5 Greek Goddesses that Inspired Women Before Wonder Woman

The National Herald Archive

The statue of the goddess Athena holding the winged Nike (Victory) which stands above the Pallas Athene Fountain in front of the Austrian Parliament Building in Vienna. Photo by Blackbirds, via Wikimedia Commons

Wonder Woman catapulted onto the silver screen this summer, proving to audiences everywhere that women aren’t mere damsels in distress but fierce heroines. First appearing in All Star Comics in 1941, Wonder Woman was created by writer William Moulton Marston and artist Harry G. Peter and was inspired, in part, by Margaret Sanger, who opened the first birth control clinic in the United States.

However, Wonder Woman’s origin is the stuff of Greek mythology: in the mythical city of Themiscyra, home of the Amazons, Queen Hippolyta sculpted her from clay, and the Olympian goddesses blessed her with superpowers.

The 2017 film deserves significant credit: it broke records as the highest-grossing film directed by a woman and the largest opening for a female-led comic book movie, and audience members reported crying watching the strong female character. Of course, if you’re Greek, you grew up regaled with stories of the original female warriors of Ancient Greek mythology. Those powerful goddesses taught stoicism, self-reliance, and heroism. From Homer’s The Iliad to Hesiod’s Theogony, there are countless tales of beautiful, intelligent, brave heroines, and here are just five Greek goddesses that throughout the centuries have inspired strong, independent women.

First and foremost is Hera, queen of the gods, queen of the heavens. Even Zeus, king of the gods, feared her—and with good reason. Though they were married, Zeus cheated on her with goddesses and mortals alike, and Hera would fly into a jealous rage. Zeus was powerless in stopping his wife from tormenting his mistresses and their children.

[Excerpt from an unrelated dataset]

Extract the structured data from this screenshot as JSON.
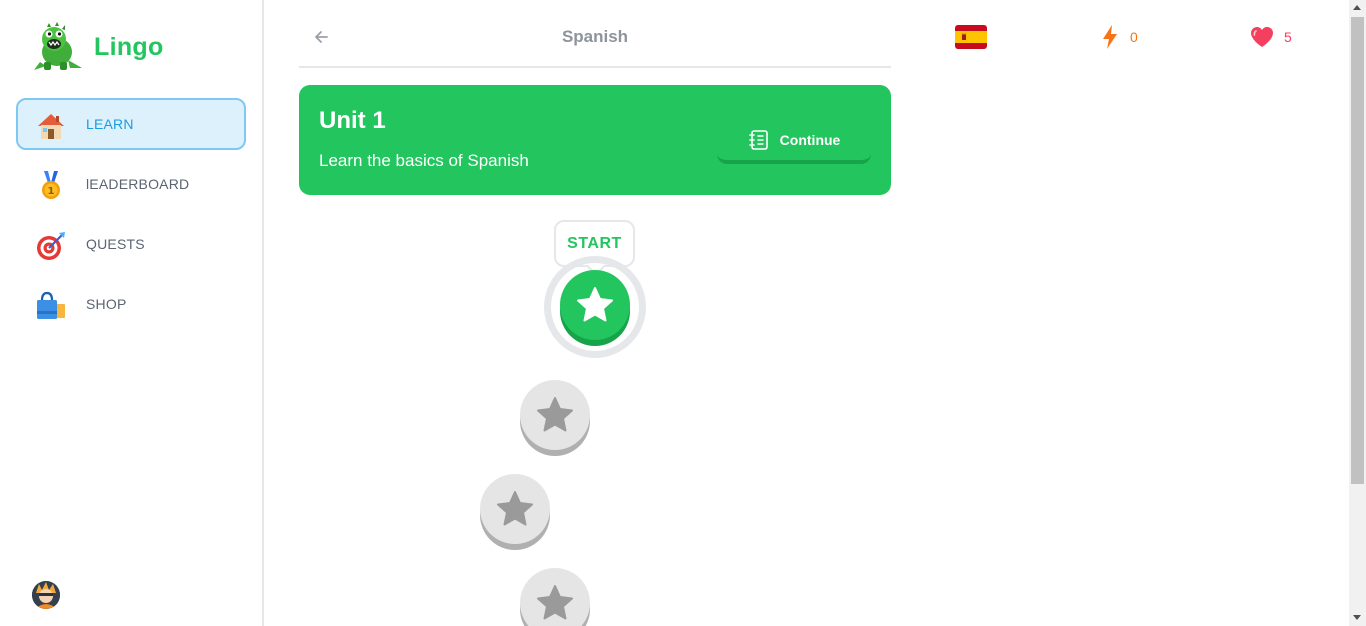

Famously, she is responsible for driving the greatest of Greek heroes, Heracles (Hercules), so mad that he had to go on to perform the twelve labors. From Hera we learn that women can stand up for themselves—even against the mightiest of men.

The National Herald

Wonder Woman poster. Photo: Warner Bros.

Perhaps the most inspiring of the goddesses, though, is Athena. Protector of the “polis” (city), Athena is known as the patron goddess of heroic endeavor. She was slow to anger and fought only when there was just cause, making her not just goddess of war but goddess of wisdom. The symbols associated with her include armor, helmets, spears, and wise owls. The Greeks built for the Parthenon for her, which today is regarded as one of the world’s greatest monuments. Through the protectress Athena we are emboldened to fight for justice for all.

Not to be outdone in battle, Athena’s half-sister Artemis was a major player in the Trojan War. She is the goddess of the hunt, often depicted carrying a bow and arrows. Men quickly learned not to mansplain to her: when Adonis said he was a better hunter than her, she had him killed by a wild boar. Artemis also had a softer side. Protecting young girls and working to bring healing to women with diseases, she is also the goddess of childbirth. If you’re looking for a goddess that represents sisterhood, look no further than Artemis.

Closely associated with Athena is Nike, who personifies victory. The winged goddess swooped through battlefields bestowing laurel wreaths to the victors. Nike also served as charioteer for Zeus, and when everyone else fled she came to his aid against the monster Typhoeus. She was heralded for her speed and strength. There’s a good reason why the sneaker brand chose the Nike moniker, and today athletes are encouraged to “run like a girl.” This Greek goddess reminds us that victory comes through bravery.

You’ve no doubt heard the phrase to “throw shade” at someone. Well, Persephone is queen of the shades. She was so feared, the ancients would not even speak her name. Persephone turned her abduction into the underworld into an asset when she became the ruler who doled out curses upon the dead. She returned from the underworld each spring so she is known also as the goddess of vegetation. Her symbolic power was that she shots forth and withdrew. She is the mysterious bearer of the torch whose symbols include flowers, deer, and pomegranates. Persephone teaches us that a heroine can be both flowery and fierce.

The heroines of Greek mythology remind us to cultivate our unique strengths, whether it be inner bravery or outward strength. Some of us may be nurturers, some of us might be athletes, some of us may have a passion for social justice, some of us may be star scholars, or some combination of qualities, but we each have a superpower we can develop and put into action. We can be the heroines of our own lives and simultaneously rise up and fight alongside each other in sisterhood.